Lines of the data that contain the word "JSON" are the ones to copy.

-- Input records follows --

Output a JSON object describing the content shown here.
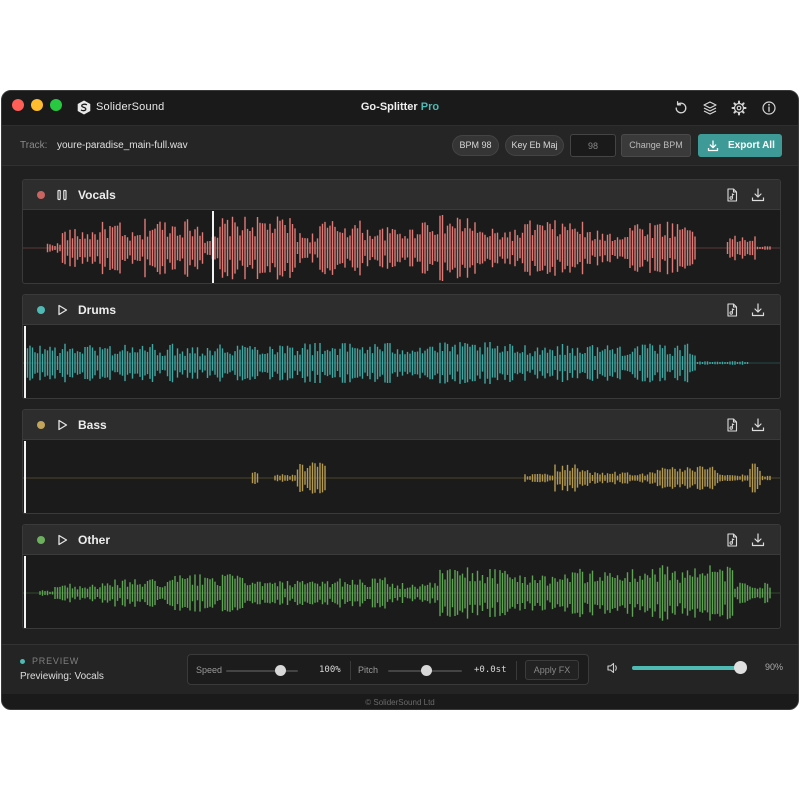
{
  "app": {
    "brand": "SoliderSound",
    "title": "Go-Splitter",
    "title_suffix": "Pro",
    "accent": "#4fb9b4"
  },
  "toolbar_icons": [
    "refresh-icon",
    "layers-icon",
    "gear-icon",
    "info-icon"
  ],
  "track": {
    "label": "Track:",
    "filename": "youre-paradise_main-full.wav",
    "bpm_badge": "BPM 98",
    "key_badge": "Key Eb Maj",
    "bpm_input_value": "98",
    "change_bpm_label": "Change BPM",
    "export_all_label": "Export All"
  },
  "stems": [
    {
      "name": "Vocals",
      "color": "#e07a76",
      "dot_color": "#c96561",
      "state": "playing",
      "playhead": 0.25
    },
    {
      "name": "Drums",
      "color": "#3fa8a3",
      "dot_color": "#4fb9b4",
      "state": "stopped",
      "playhead": 0.0
    },
    {
      "name": "Bass",
      "color": "#b59a52",
      "dot_color": "#c2a45a",
      "state": "stopped",
      "playhead": 0.0
    },
    {
      "name": "Other",
      "color": "#5fa355",
      "dot_color": "#6cb05e",
      "state": "stopped",
      "playhead": 0.0
    }
  ],
  "preview": {
    "label": "PREVIEW",
    "text": "Previewing: Vocals"
  },
  "fx": {
    "speed_label": "Speed",
    "speed_value": "100%",
    "speed_level": 0.5,
    "pitch_label": "Pitch",
    "pitch_value": "+0.0st",
    "pitch_level": 0.5,
    "apply_label": "Apply FX"
  },
  "volume": {
    "value": "90%",
    "level": 0.9
  },
  "footer": "© SoliderSound Ltd"
}
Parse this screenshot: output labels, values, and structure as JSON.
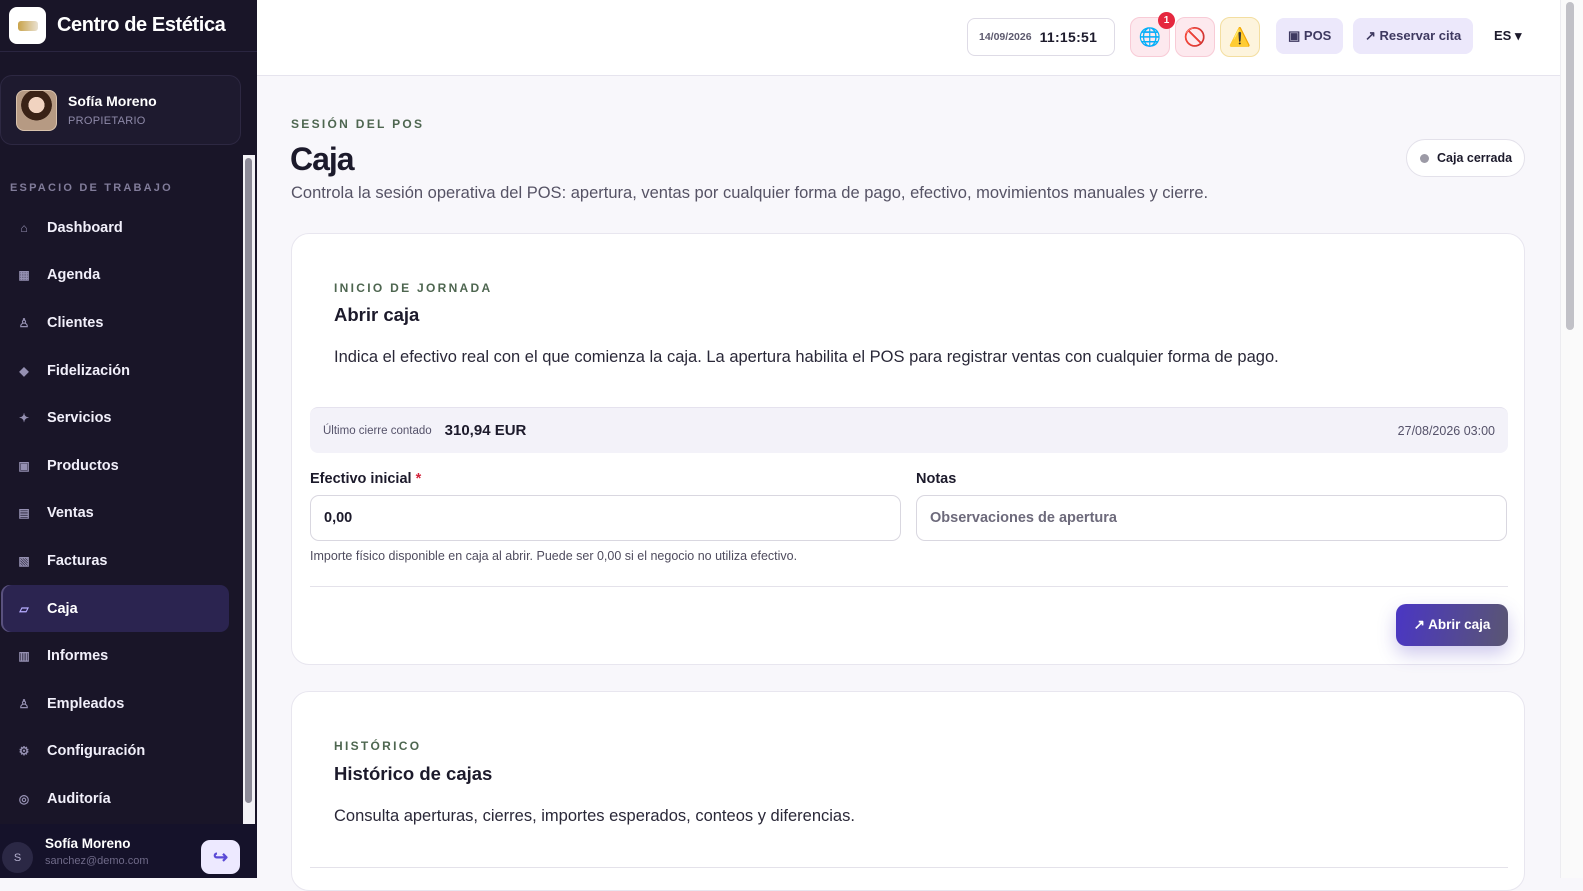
{
  "brand": {
    "name": "Centro de Estética"
  },
  "user": {
    "name": "Sofía Moreno",
    "role": "PROPIETARIO"
  },
  "sidebar": {
    "section_label": "ESPACIO DE TRABAJO",
    "items": [
      {
        "label": "Dashboard",
        "icon": "home-icon",
        "glyph": "⌂"
      },
      {
        "label": "Agenda",
        "icon": "calendar-icon",
        "glyph": "▦"
      },
      {
        "label": "Clientes",
        "icon": "clients-icon",
        "glyph": "♙"
      },
      {
        "label": "Fidelización",
        "icon": "diamond-icon",
        "glyph": "◆"
      },
      {
        "label": "Servicios",
        "icon": "sparkle-icon",
        "glyph": "✦"
      },
      {
        "label": "Productos",
        "icon": "box-icon",
        "glyph": "▣"
      },
      {
        "label": "Ventas",
        "icon": "receipt-icon",
        "glyph": "▤"
      },
      {
        "label": "Facturas",
        "icon": "invoice-icon",
        "glyph": "▧"
      },
      {
        "label": "Caja",
        "icon": "cash-register-icon",
        "glyph": "▱",
        "active": true
      },
      {
        "label": "Informes",
        "icon": "reports-icon",
        "glyph": "▥"
      },
      {
        "label": "Empleados",
        "icon": "employees-icon",
        "glyph": "♙"
      },
      {
        "label": "Configuración",
        "icon": "gear-icon",
        "glyph": "⚙"
      },
      {
        "label": "Auditoría",
        "icon": "audit-icon",
        "glyph": "◎"
      }
    ],
    "footer": {
      "avatar": "S",
      "name": "Sofía Moreno",
      "email": "sanchez@demo.com"
    }
  },
  "topbar": {
    "date": "14/09/2026",
    "time": "11:15:51",
    "globe_badge": "1",
    "pos_label": "▣ POS",
    "book_label": "↗ Reservar cita",
    "lang": "ES ▾"
  },
  "page": {
    "eyebrow": "SESIÓN DEL POS",
    "title": "Caja",
    "subtitle": "Controla la sesión operativa del POS: apertura, ventas por cualquier forma de pago, efectivo, movimientos manuales y cierre.",
    "status": "Caja cerrada"
  },
  "open_card": {
    "eyebrow": "INICIO DE JORNADA",
    "title": "Abrir caja",
    "description": "Indica el efectivo real con el que comienza la caja. La apertura habilita el POS para registrar ventas con cualquier forma de pago.",
    "last_close_label": "Último cierre contado",
    "last_close_value": "310,94 EUR",
    "last_close_date": "27/08/2026 03:00",
    "cash_label": "Efectivo inicial",
    "cash_required": "*",
    "cash_value": "0,00",
    "notes_label": "Notas",
    "notes_placeholder": "Observaciones de apertura",
    "hint": "Importe físico disponible en caja al abrir. Puede ser 0,00 si el negocio no utiliza efectivo.",
    "button": "↗ Abrir caja"
  },
  "history_card": {
    "eyebrow": "HISTÓRICO",
    "title": "Histórico de cajas",
    "description": "Consulta aperturas, cierres, importes esperados, conteos y diferencias."
  }
}
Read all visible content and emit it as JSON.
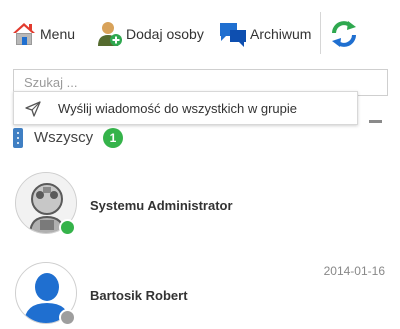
{
  "toolbar": {
    "menu_label": "Menu",
    "add_label": "Dodaj osoby",
    "archive_label": "Archiwum"
  },
  "search": {
    "placeholder": "Szukaj ...",
    "value": ""
  },
  "broadcast": {
    "label": "Wyślij wiadomość do wszystkich w grupie"
  },
  "group": {
    "name": "Wszyscy",
    "count": "1"
  },
  "contacts": [
    {
      "name": "Systemu Administrator",
      "date": "",
      "status": "online"
    },
    {
      "name": "Bartosik Robert",
      "date": "2014-01-16",
      "status": "offline"
    }
  ],
  "colors": {
    "accent": "#3f7fc3",
    "online": "#35b34a",
    "offline": "#9e9e9e",
    "home_roof": "#e23b2e",
    "refresh_green": "#2fa84f",
    "refresh_blue": "#1f6fd0"
  },
  "icons": {
    "menu": "home-icon",
    "add": "add-person-icon",
    "archive": "chat-bubbles-icon",
    "refresh": "refresh-icon",
    "broadcast": "send-icon",
    "group": "kebab-icon"
  }
}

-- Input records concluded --

▶ _Result of this task_
Output a JSON object describing the content shown here.
Parse this screenshot: output labels, values, and structure as JSON.
Read all visible content and emit it as JSON.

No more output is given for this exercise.